Bert Hutt, who plays the guitar and the bodhrán, an Irish frame drum, substituted for Don Coffin [who was getting married and will be back in August], leading the musicians and announcing the songs.
Musicians played their own instruments which consisted of concertinas, guitars, banjos, an Irish drum, a washboard, the stringed instrument Swedish Nyckelharpa, and of course fiddles. “Songs played included, St. Anne’s Reel, Soldier’s Joy,” said Andi Skelton, fiddle teacher and founder of the Konocti Fiddle Club. “We play Irish style, Cajun, Americana, and Scottish, among others.”
Each musician picks a song, round-robin style. Two of Sunday’s musicians were Rafael Contrereras, 16, who has been playing the fiddle for nine years, and his brother Christian, 13, who has been playing the guitar for seven years.
When the musicians played “Yankee Doddle Dandy” the audience burst into song, clapped and tapped their toes. The tune was actor Jimmy Cagney’s [1899-1986] signature tune and it would not be hard to imagine his ghost singing along with the audience, while dancing in the aisles.

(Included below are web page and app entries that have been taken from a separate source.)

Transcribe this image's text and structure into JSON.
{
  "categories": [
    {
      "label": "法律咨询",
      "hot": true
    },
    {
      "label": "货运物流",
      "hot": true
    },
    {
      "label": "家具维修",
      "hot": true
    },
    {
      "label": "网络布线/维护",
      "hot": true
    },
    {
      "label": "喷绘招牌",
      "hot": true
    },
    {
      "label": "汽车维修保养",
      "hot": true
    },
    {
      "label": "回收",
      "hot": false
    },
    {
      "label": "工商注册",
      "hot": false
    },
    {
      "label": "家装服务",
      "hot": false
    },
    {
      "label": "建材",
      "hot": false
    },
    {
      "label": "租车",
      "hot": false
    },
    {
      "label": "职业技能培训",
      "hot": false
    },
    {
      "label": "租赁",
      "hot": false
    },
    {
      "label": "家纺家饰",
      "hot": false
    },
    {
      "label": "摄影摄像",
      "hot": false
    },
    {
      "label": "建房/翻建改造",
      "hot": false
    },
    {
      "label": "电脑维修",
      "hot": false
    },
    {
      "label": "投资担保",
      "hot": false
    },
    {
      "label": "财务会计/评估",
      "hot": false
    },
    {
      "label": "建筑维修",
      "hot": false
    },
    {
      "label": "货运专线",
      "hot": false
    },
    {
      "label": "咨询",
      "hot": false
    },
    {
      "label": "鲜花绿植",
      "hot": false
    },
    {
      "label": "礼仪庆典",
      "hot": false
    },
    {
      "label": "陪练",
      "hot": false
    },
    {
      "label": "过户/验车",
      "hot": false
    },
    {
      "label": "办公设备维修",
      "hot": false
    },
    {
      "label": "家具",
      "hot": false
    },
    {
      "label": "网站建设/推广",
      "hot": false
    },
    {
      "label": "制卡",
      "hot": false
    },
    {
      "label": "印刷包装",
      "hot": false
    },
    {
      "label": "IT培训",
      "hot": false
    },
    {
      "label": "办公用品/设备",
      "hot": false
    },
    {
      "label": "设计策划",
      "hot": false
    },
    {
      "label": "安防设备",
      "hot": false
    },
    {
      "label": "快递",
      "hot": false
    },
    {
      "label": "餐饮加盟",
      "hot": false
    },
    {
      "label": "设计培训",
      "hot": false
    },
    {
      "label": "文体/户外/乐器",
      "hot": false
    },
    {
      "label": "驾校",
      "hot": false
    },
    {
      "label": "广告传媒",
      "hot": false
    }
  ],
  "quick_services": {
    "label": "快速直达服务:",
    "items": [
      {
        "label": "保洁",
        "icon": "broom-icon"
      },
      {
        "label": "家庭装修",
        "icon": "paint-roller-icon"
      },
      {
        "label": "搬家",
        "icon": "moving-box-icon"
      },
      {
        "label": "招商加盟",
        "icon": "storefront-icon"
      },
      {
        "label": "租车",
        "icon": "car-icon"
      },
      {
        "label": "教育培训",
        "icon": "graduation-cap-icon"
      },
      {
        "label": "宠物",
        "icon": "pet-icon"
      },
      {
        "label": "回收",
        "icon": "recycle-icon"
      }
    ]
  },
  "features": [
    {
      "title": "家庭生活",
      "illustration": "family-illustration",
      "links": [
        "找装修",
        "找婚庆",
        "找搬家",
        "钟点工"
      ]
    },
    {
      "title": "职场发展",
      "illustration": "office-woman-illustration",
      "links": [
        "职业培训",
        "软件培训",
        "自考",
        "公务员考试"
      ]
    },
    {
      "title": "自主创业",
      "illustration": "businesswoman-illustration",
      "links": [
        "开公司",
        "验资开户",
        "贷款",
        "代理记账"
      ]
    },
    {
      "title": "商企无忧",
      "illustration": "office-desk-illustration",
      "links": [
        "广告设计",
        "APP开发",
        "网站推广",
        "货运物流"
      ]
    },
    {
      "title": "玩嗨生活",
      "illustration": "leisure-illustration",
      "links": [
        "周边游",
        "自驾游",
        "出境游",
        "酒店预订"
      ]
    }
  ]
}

Lisa Wilson, owner of Clear Lake Campground who hosts a fiddle camp there, danced with Alan Fletcher, KPFZ radio host, in the tight aisle at the back of the barn. “I love the Fiddlers’ Jam” she said. “I love that it’s free. I love that the community can come here and hear their neighbors singing and playing music.”
The hard, noon day sun beat down on the five acres of rolling hills. Along with a multitude of electric fans, there was a hefty breeze blowing through the barn, making it comfortable for the standing room only crowd.
Carmon Brittain, who plays the washboard, said, “Nothing keeps people from coming to the jam session. Even if it’s snowing we get a great crowd.”
Cheyanne Parker, a LCHS member, and hobby taxidermist who turns “roadkill into beautiful pieces,” served up popcorn for the crowd. Kris Price, among others, served cookies and pie.
Part of the standing room only crowd, was Carlos Valdez, 12, his brother Manuel, 13 and their grandfather Moses. The boys were visiting their grandfather from Boise, Idaho. “I’ve taken them around the lake to experience the lake. I brought them here. Took them to the roller rink, which I didn’t know existed, which I think is great. Took them across the lake, and to Middletown. You know, this is really a very wonderful place.”
Snapping his fingers to the music, the youngest Valdez, said, “This [the fiddlers’ jam] is really interesting. Don’t usually hear this kind of music nowadays, so it’s intriguing.”
Kathy Jackson of Hidden Valley Lake, has been to the jam three times. “It’s awesome. I’m happy to be around happy smiling people. I can’t stop smiling. I’ll be back!”
During the last song, the tempo of the music sped up and the fiddlers fiddled faster and faster. So fast that it almost seemed like smoke would arise from their fiddle bows. The crowd went crazy clapping and stomping their feet in a frenzied beat.
When it was allover, the amped up crowd helped break down and stack the chairs, soon to return on the first Sunday in August to enjoy the jam fest once again.